He's Played a Cop Before
In fact, he's played a lot of cops. And if there was an award given out to cops for "most humane" treatment of suspects, Seagal would get the opposite of that award. Most of his movies cast him as a lawman out for revenge for the murder or attempted murder of his friend or partner or family, and he then proceeds to kill or beat up half of whatever city he lives in to find the guy who did it. In "Out for Justice," his captain actually gives him an unmarked car and a shotgun, and turns him loose in New York. Granted, we doubt Seagal is allowed to carry a real gun on the show, but the man can kill with a pool cue, a corkscrew, you name it, which means he's lethal in most bars and a high percentage of rumpus rooms. Do you want someone like that writing you a jaywalking ticket?
Watch a preview of "Steven Seagal: Lawman" here:
He's Not Exactly a Role Model
"Pistol Whipped," "Out for a Kill," "Above the Law," and "Today You Die" are just a few of the names of films Seagal has appeared in. In most of his movies, the bad guy (or one of his henchmen) is a crooked cop -- so not only does he play criminals on occasion, but he has gone above and beyond in his depiction of police officers as being corrupt. How is anyone going to take him seriously when he pulls them over for a busted taillight?
He Will Do Anything for a Buck

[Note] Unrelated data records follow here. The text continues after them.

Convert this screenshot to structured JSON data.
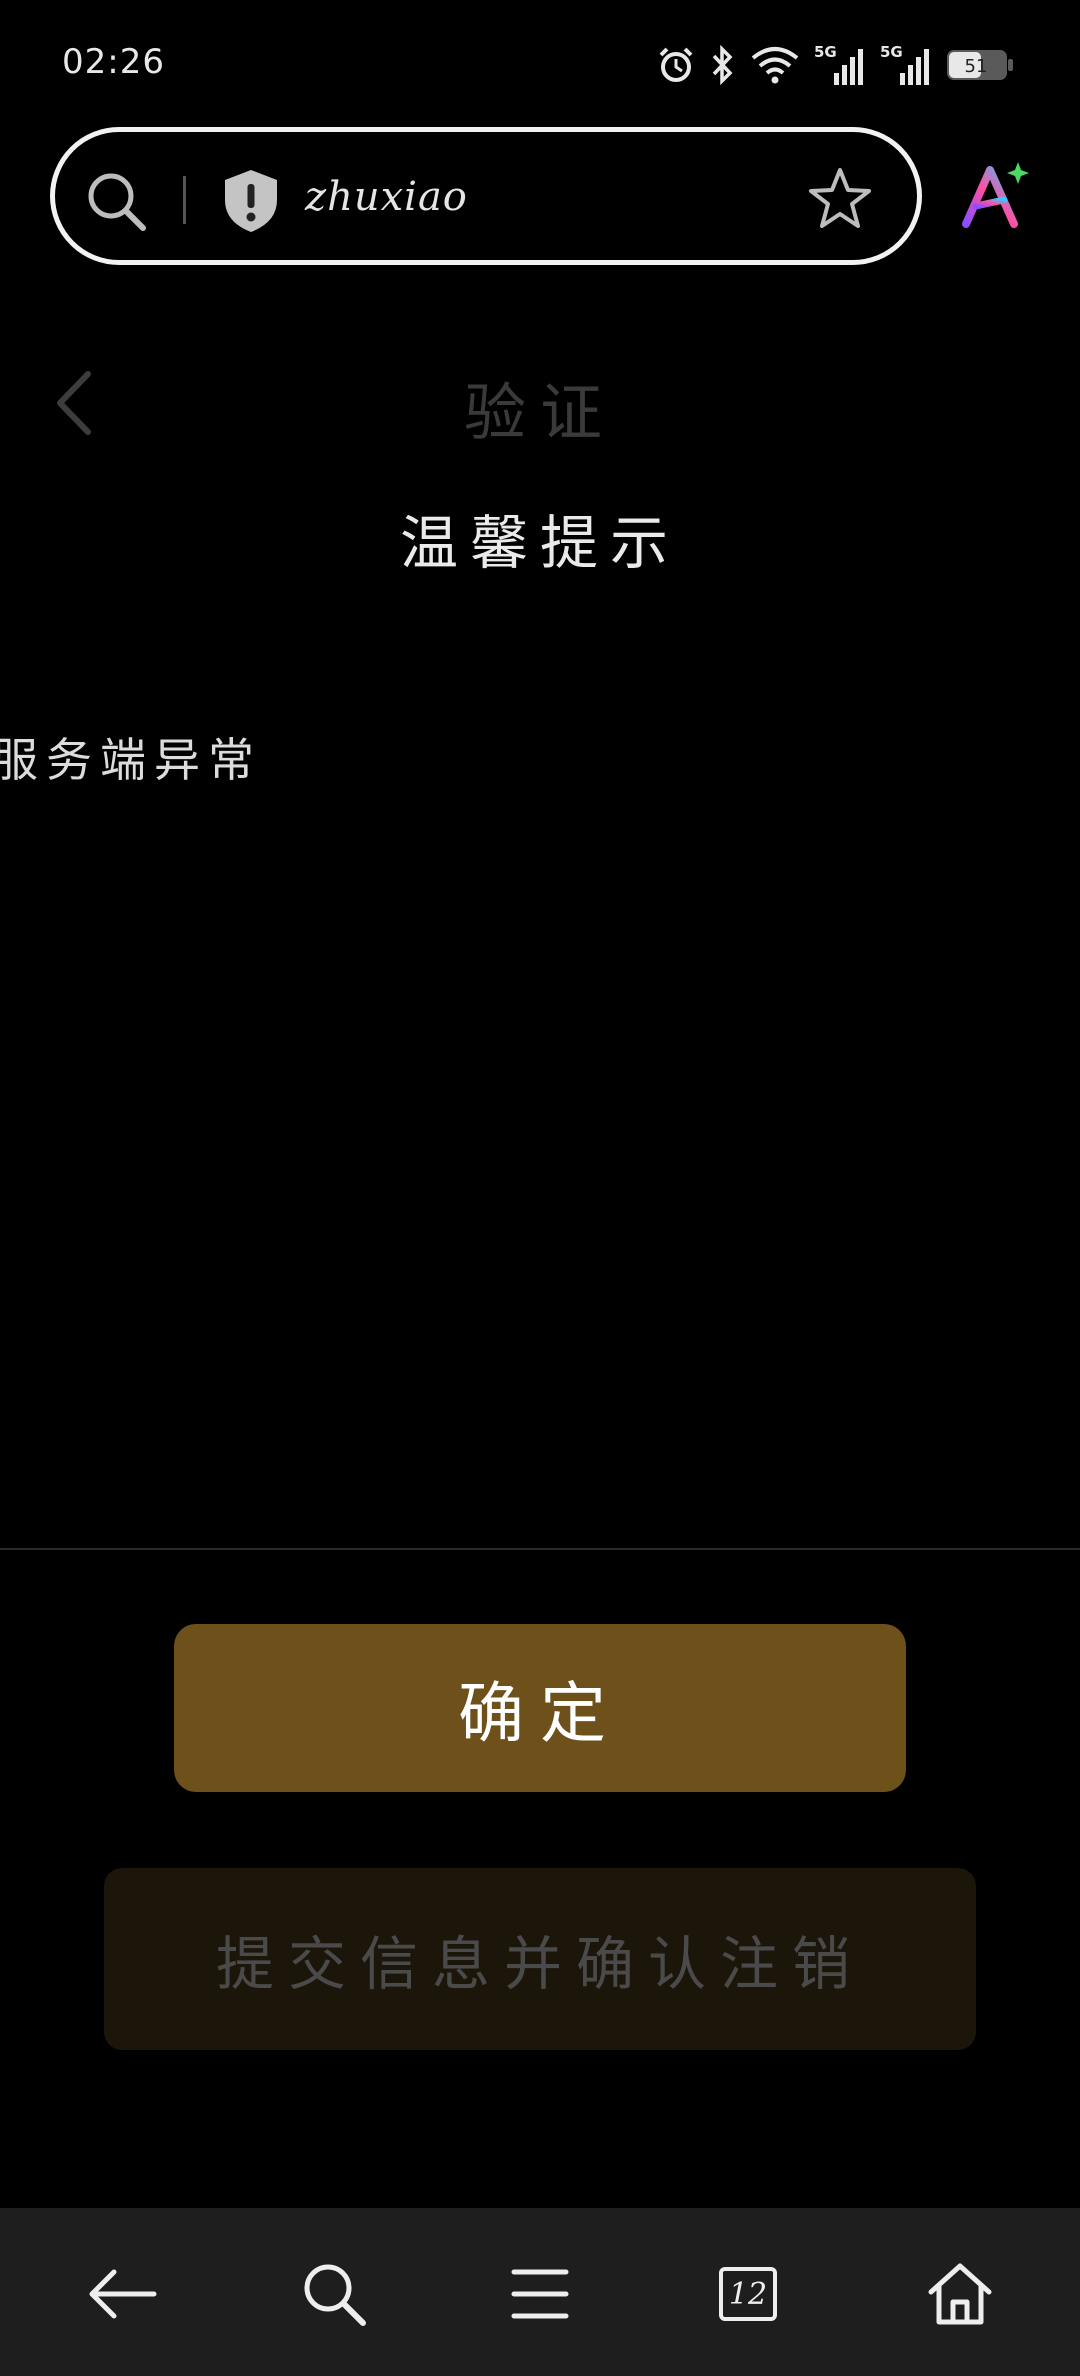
{
  "status_bar": {
    "time": "02:26",
    "battery_level": "51",
    "network_1": "5G",
    "network_2": "5G"
  },
  "browser": {
    "url": "zhuxiao",
    "tab_count": "12"
  },
  "page": {
    "title": "验证"
  },
  "dialog": {
    "title": "温馨提示",
    "message": "服务端异常",
    "confirm_label": "确定"
  },
  "actions": {
    "submit_label": "提交信息并确认注销"
  },
  "colors": {
    "confirm_bg": "#6e501b",
    "submit_bg": "#1b150a"
  }
}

Not only does the man have his own line of collectable knives, he also has an energy drink called "Steven Seagal's Lightning Bolt" and an aftershave called "Scent of Action." We're not saying he'll take a bribe, but who's to say that he won't be swayed to cut a suspect a break if he sees an empty bottle of Lightning in the car, or catches a whiff of Action? He's not going to throw a paying customer in the clink. Carrying a concealed knife can be an arrestable offense, but what if it's the Steven Seagal Edition? His signature's on that bad boy, so how can it also be on an arrest report?
The Man is 57 Years Old
The retirement age for police officers can vary. Early retirement with partial benefits is common, and even if it's not taken, many older officers accept the benefits of their experience and take less active jobs around the precinct -- preferably ones that don't require them to drive at night or pursue suspects on foot. At 57, Seagal is probably one of the older men on patrol in Jefferson Parish, and he certainly looks it in the show's trailer, wearing glasses and appearing confused as the driver of his patrol car whips them into a high-speed turn. You have stunt doubles handling your fighting on film, Steven -- are you really that desperate for a little action?
TALK ABOUT IT: Will you watch Seagal's reality show?